* Exercise requirements:
In the records below, count every line that contains the word "false" and report only the total.

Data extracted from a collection
--

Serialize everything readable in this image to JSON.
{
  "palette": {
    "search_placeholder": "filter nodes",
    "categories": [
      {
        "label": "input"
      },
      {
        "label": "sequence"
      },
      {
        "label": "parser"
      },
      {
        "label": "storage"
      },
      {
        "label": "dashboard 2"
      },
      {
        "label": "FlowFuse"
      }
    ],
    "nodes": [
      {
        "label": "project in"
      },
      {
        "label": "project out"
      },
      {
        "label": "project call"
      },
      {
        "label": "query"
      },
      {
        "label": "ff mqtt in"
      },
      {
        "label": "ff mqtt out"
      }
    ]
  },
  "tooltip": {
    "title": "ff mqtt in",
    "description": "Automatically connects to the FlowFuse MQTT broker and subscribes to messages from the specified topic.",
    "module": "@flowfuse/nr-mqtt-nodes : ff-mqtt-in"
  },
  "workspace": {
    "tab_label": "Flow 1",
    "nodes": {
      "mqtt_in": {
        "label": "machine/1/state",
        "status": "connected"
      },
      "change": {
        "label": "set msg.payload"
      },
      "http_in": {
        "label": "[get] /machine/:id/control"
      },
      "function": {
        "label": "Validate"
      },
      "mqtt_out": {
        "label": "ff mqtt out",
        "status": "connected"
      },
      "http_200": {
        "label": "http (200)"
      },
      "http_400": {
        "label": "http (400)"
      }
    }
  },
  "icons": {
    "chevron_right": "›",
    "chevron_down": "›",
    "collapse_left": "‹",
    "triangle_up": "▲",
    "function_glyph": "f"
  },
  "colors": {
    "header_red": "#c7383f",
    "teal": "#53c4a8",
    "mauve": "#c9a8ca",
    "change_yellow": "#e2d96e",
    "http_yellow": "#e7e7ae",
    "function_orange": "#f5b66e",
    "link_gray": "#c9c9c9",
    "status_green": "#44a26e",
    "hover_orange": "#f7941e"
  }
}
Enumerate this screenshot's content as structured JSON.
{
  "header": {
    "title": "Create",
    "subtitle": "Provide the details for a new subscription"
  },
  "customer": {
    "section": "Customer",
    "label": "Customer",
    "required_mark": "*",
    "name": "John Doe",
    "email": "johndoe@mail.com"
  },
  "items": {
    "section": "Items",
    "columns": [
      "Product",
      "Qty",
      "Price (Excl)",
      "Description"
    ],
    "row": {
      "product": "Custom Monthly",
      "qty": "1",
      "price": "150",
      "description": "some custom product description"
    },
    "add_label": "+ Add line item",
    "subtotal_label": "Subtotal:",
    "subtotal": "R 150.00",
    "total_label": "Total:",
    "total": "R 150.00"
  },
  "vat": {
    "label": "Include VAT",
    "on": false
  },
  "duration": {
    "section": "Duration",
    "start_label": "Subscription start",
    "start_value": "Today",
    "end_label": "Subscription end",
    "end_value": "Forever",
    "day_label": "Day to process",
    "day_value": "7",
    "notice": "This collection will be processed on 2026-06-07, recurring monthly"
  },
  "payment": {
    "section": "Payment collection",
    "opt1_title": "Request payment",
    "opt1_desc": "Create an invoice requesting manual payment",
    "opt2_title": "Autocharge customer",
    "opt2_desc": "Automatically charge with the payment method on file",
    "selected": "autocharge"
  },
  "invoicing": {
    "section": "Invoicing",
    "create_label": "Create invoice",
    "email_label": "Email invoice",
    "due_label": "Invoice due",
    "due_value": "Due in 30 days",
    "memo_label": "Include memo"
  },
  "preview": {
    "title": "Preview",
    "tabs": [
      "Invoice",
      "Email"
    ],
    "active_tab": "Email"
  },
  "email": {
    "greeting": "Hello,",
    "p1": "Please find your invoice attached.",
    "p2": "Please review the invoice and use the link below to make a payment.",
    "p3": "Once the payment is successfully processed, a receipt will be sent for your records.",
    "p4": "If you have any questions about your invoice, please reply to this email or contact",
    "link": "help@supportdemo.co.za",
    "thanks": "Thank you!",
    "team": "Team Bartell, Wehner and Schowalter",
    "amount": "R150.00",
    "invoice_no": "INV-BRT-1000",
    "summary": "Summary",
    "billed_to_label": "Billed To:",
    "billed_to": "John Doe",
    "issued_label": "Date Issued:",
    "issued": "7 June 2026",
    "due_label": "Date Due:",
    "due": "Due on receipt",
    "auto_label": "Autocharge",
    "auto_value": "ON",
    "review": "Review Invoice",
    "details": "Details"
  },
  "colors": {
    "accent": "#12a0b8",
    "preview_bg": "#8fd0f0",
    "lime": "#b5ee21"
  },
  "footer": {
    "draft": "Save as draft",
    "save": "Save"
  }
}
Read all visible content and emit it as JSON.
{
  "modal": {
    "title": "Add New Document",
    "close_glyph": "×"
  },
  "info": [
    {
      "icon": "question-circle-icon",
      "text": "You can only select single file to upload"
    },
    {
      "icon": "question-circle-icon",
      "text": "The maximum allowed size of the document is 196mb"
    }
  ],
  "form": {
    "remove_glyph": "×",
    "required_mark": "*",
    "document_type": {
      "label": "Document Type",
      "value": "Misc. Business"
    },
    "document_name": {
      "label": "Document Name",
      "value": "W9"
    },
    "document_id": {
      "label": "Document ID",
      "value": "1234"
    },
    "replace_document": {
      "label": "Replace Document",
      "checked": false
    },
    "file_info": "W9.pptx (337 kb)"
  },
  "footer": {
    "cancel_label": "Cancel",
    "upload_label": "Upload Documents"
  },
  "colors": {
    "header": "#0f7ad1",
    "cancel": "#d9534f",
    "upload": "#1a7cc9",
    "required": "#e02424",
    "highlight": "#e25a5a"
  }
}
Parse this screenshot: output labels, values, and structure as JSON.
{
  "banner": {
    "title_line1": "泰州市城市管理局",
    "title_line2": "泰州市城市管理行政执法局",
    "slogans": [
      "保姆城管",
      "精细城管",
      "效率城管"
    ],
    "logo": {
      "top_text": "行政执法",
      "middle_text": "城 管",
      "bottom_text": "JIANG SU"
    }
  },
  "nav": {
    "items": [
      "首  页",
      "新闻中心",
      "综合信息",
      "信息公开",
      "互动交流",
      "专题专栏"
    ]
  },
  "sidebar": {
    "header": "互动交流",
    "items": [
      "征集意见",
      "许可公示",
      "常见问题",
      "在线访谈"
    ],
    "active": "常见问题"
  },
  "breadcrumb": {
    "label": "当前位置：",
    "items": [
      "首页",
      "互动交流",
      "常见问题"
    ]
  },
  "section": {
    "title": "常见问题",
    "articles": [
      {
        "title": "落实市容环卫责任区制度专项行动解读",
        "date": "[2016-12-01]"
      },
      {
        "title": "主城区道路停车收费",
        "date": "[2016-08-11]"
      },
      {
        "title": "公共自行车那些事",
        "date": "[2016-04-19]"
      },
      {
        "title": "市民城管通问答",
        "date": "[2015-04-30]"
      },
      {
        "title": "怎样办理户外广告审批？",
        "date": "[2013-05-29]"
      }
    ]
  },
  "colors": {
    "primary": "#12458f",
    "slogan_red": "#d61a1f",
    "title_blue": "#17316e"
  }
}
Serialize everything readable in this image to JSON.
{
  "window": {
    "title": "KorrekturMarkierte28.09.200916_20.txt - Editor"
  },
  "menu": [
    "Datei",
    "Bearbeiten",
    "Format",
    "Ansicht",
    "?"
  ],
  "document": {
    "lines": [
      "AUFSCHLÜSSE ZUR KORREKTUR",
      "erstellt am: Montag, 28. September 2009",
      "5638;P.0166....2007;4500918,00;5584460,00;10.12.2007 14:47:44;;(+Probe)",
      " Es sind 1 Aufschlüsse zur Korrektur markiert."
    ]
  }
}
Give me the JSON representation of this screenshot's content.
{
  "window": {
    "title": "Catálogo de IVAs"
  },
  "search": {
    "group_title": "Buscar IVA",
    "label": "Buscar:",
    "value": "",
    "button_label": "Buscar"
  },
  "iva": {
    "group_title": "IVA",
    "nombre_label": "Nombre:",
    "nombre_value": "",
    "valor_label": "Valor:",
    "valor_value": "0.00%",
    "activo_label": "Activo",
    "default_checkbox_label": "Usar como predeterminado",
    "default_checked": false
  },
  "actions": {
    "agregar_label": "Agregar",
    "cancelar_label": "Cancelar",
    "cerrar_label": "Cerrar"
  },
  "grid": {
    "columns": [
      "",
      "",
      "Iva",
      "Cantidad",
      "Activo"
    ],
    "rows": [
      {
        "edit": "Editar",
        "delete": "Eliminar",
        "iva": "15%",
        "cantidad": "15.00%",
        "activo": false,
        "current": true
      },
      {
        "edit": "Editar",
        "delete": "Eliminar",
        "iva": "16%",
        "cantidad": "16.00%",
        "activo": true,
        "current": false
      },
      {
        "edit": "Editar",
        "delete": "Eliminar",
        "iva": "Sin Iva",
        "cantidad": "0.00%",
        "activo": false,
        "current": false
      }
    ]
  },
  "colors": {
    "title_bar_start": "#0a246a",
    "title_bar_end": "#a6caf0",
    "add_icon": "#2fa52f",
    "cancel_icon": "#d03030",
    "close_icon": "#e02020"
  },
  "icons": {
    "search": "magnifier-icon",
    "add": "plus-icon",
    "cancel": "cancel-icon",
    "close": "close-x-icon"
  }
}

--

* Answer section:
7